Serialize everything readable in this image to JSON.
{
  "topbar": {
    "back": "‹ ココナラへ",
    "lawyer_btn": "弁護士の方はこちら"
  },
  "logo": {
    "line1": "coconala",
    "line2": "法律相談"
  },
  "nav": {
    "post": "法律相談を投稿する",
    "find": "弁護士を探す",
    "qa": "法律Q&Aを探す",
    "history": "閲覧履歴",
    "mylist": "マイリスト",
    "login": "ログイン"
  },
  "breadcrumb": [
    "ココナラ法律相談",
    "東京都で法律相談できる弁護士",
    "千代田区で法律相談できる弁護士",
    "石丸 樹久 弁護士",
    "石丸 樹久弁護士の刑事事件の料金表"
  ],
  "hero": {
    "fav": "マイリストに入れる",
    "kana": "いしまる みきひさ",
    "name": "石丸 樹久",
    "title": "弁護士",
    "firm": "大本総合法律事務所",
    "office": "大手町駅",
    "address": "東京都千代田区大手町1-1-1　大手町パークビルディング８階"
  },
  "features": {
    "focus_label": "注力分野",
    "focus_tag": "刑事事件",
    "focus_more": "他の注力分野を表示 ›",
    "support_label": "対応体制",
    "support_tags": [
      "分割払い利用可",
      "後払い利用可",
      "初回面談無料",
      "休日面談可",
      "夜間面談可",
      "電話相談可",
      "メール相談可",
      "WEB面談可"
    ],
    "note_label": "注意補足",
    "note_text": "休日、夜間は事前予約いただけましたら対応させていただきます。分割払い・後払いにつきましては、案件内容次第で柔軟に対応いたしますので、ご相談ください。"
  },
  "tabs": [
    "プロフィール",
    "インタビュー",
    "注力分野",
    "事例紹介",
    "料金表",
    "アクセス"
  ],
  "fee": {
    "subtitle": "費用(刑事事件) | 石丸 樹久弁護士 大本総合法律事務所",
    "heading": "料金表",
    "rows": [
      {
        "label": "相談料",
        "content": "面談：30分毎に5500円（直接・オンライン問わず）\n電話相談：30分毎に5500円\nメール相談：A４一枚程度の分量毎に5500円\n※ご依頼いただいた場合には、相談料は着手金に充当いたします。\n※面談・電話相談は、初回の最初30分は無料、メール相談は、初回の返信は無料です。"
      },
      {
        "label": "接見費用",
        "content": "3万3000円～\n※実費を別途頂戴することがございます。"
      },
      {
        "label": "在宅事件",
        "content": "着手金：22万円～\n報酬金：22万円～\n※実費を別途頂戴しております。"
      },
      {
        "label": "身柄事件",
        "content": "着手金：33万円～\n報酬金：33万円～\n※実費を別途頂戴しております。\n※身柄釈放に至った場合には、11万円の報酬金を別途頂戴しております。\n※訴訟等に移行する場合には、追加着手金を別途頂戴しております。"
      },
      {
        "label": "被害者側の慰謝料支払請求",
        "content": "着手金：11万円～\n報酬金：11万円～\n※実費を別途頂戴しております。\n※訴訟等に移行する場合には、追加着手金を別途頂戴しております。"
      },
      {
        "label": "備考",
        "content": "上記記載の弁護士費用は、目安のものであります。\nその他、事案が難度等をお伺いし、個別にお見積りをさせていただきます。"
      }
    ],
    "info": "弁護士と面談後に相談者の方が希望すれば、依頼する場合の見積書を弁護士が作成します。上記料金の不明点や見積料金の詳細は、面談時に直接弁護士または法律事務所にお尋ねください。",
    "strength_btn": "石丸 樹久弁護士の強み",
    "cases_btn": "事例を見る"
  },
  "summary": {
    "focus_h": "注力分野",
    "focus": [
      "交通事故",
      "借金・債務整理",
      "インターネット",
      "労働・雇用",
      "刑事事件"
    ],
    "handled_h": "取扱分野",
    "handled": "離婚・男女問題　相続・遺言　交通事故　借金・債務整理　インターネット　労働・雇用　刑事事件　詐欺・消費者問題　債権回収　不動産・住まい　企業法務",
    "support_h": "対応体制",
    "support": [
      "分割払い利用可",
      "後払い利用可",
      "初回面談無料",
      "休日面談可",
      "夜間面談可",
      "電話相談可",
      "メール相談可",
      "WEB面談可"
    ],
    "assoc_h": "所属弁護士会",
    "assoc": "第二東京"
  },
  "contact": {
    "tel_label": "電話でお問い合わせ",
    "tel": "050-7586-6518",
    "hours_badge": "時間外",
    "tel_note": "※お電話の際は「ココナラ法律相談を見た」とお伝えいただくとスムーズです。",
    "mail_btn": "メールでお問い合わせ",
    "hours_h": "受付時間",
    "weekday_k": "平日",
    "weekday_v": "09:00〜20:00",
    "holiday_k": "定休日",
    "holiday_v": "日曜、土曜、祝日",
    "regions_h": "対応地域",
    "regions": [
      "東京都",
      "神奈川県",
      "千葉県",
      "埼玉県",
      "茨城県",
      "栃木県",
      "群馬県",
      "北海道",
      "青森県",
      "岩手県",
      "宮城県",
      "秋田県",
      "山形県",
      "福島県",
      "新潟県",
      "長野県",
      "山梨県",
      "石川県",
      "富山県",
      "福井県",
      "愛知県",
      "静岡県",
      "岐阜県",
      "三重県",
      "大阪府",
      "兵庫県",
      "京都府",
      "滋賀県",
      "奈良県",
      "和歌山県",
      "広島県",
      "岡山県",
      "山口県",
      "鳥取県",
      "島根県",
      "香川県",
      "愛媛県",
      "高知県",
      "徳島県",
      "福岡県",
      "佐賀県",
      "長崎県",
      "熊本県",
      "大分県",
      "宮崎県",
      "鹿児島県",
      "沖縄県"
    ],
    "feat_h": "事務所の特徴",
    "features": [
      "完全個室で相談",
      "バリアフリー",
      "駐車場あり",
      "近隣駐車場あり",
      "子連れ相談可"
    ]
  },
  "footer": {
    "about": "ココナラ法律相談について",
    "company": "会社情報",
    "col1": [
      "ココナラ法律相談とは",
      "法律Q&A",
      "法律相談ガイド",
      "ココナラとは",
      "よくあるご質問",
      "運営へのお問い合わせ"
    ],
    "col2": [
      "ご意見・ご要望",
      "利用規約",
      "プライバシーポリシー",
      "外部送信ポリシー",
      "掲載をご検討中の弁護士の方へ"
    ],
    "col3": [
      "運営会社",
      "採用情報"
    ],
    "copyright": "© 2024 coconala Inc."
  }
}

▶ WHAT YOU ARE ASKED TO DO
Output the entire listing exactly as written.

▶ ANSWER TO THIS EXERCISE
Serialize everything readable in this image to JSON.
{
  "topbar": {
    "back": "‹ ココナラへ",
    "lawyer_btn": "弁護士の方はこちら"
  },
  "logo": {
    "line1": "coconala",
    "line2": "法律相談"
  },
  "nav": {
    "post": "法律相談を投稿する",
    "find": "弁護士を探す",
    "qa": "法律Q&Aを探す",
    "history": "閲覧履歴",
    "mylist": "マイリスト",
    "login": "ログイン"
  },
  "breadcrumb": [
    "ココナラ法律相談",
    "東京都で法律相談できる弁護士",
    "千代田区で法律相談できる弁護士",
    "石丸 樹久 弁護士",
    "石丸 樹久弁護士の刑事事件の料金表"
  ],
  "hero": {
    "fav": "マイリストに入れる",
    "kana": "いしまる みきひさ",
    "name": "石丸 樹久",
    "title": "弁護士",
    "firm": "大本総合法律事務所",
    "office": "大手町駅",
    "address": "東京都千代田区大手町1-1-1　大手町パークビルディング８階"
  },
  "features": {
    "focus_label": "注力分野",
    "focus_tag": "刑事事件",
    "focus_more": "他の注力分野を表示 ›",
    "support_label": "対応体制",
    "support_tags": [
      "分割払い利用可",
      "後払い利用可",
      "初回面談無料",
      "休日面談可",
      "夜間面談可",
      "電話相談可",
      "メール相談可",
      "WEB面談可"
    ],
    "note_label": "注意補足",
    "note_text": "休日、夜間は事前予約いただけましたら対応させていただきます。分割払い・後払いにつきましては、案件内容次第で柔軟に対応いたしますので、ご相談ください。"
  },
  "tabs": [
    "プロフィール",
    "インタビュー",
    "注力分野",
    "事例紹介",
    "料金表",
    "アクセス"
  ],
  "fee": {
    "subtitle": "費用(刑事事件) | 石丸 樹久弁護士 大本総合法律事務所",
    "heading": "料金表",
    "rows": [
      {
        "label": "相談料",
        "content": "面談：30分毎に5500円（直接・オンライン問わず）\n電話相談：30分毎に5500円\nメール相談：A４一枚程度の分量毎に5500円\n※ご依頼いただいた場合には、相談料は着手金に充当いたします。\n※面談・電話相談は、初回の最初30分は無料、メール相談は、初回の返信は無料です。"
      },
      {
        "label": "接見費用",
        "content": "3万3000円～\n※実費を別途頂戴することがございます。"
      },
      {
        "label": "在宅事件",
        "content": "着手金：22万円～\n報酬金：22万円～\n※実費を別途頂戴しております。"
      },
      {
        "label": "身柄事件",
        "content": "着手金：33万円～\n報酬金：33万円～\n※実費を別途頂戴しております。\n※身柄釈放に至った場合には、11万円の報酬金を別途頂戴しております。\n※訴訟等に移行する場合には、追加着手金を別途頂戴しております。"
      },
      {
        "label": "被害者側の慰謝料支払請求",
        "content": "着手金：11万円～\n報酬金：11万円～\n※実費を別途頂戴しております。\n※訴訟等に移行する場合には、追加着手金を別途頂戴しております。"
      },
      {
        "label": "備考",
        "content": "上記記載の弁護士費用は、目安のものであります。\nその他、事案が難度等をお伺いし、個別にお見積りをさせていただきます。"
      }
    ],
    "info": "弁護士と面談後に相談者の方が希望すれば、依頼する場合の見積書を弁護士が作成します。上記料金の不明点や見積料金の詳細は、面談時に直接弁護士または法律事務所にお尋ねください。",
    "strength_btn": "石丸 樹久弁護士の強み",
    "cases_btn": "事例を見る"
  },
  "summary": {
    "focus_h": "注力分野",
    "focus": [
      "交通事故",
      "借金・債務整理",
      "インターネット",
      "労働・雇用",
      "刑事事件"
    ],
    "handled_h": "取扱分野",
    "handled": "離婚・男女問題　相続・遺言　交通事故　借金・債務整理　インターネット　労働・雇用　刑事事件　詐欺・消費者問題　債権回収　不動産・住まい　企業法務",
    "support_h": "対応体制",
    "support": [
      "分割払い利用可",
      "後払い利用可",
      "初回面談無料",
      "休日面談可",
      "夜間面談可",
      "電話相談可",
      "メール相談可",
      "WEB面談可"
    ],
    "assoc_h": "所属弁護士会",
    "assoc": "第二東京"
  },
  "contact": {
    "tel_label": "電話でお問い合わせ",
    "tel": "050-7586-6518",
    "hours_badge": "時間外",
    "tel_note": "※お電話の際は「ココナラ法律相談を見た」とお伝えいただくとスムーズです。",
    "mail_btn": "メールでお問い合わせ",
    "hours_h": "受付時間",
    "weekday_k": "平日",
    "weekday_v": "09:00〜20:00",
    "holiday_k": "定休日",
    "holiday_v": "日曜、土曜、祝日",
    "regions_h": "対応地域",
    "regions": [
      "東京都",
      "神奈川県",
      "千葉県",
      "埼玉県",
      "茨城県",
      "栃木県",
      "群馬県",
      "北海道",
      "青森県",
      "岩手県",
      "宮城県",
      "秋田県",
      "山形県",
      "福島県",
      "新潟県",
      "長野県",
      "山梨県",
      "石川県",
      "富山県",
      "福井県",
      "愛知県",
      "静岡県",
      "岐阜県",
      "三重県",
      "大阪府",
      "兵庫県",
      "京都府",
      "滋賀県",
      "奈良県",
      "和歌山県",
      "広島県",
      "岡山県",
      "山口県",
      "鳥取県",
      "島根県",
      "香川県",
      "愛媛県",
      "高知県",
      "徳島県",
      "福岡県",
      "佐賀県",
      "長崎県",
      "熊本県",
      "大分県",
      "宮崎県",
      "鹿児島県",
      "沖縄県"
    ],
    "feat_h": "事務所の特徴",
    "features": [
      "完全個室で相談",
      "バリアフリー",
      "駐車場あり",
      "近隣駐車場あり",
      "子連れ相談可"
    ]
  },
  "footer": {
    "about": "ココナラ法律相談について",
    "company": "会社情報",
    "col1": [
      "ココナラ法律相談とは",
      "法律Q&A",
      "法律相談ガイド",
      "ココナラとは",
      "よくあるご質問",
      "運営へのお問い合わせ"
    ],
    "col2": [
      "ご意見・ご要望",
      "利用規約",
      "プライバシーポリシー",
      "外部送信ポリシー",
      "掲載をご検討中の弁護士の方へ"
    ],
    "col3": [
      "運営会社",
      "採用情報"
    ],
    "copyright": "© 2024 coconala Inc."
  }
}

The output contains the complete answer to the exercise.